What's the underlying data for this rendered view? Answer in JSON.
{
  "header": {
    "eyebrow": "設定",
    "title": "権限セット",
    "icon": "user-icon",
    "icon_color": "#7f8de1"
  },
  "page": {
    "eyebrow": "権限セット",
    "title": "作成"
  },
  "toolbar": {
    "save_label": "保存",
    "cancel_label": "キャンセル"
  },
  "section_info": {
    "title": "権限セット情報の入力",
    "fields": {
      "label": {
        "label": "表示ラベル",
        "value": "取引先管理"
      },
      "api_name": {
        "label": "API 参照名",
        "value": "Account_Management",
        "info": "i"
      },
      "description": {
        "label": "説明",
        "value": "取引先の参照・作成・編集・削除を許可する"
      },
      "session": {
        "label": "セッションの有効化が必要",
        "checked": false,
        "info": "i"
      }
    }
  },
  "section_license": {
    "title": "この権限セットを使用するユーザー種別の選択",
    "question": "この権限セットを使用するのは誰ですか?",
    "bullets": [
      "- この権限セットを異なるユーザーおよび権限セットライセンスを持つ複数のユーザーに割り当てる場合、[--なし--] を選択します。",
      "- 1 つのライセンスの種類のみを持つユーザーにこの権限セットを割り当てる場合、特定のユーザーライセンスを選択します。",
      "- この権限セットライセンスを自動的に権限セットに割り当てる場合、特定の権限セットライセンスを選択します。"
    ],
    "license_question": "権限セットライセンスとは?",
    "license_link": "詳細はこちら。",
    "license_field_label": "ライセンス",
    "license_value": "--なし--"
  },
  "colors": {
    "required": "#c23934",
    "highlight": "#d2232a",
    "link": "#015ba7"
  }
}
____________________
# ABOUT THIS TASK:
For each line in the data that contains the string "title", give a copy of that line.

# ANSWER SECTION:
    "title": "権限セット",
    "title": "作成"
    "title": "権限セット情報の入力",
    "title": "この権限セットを使用するユーザー種別の選択",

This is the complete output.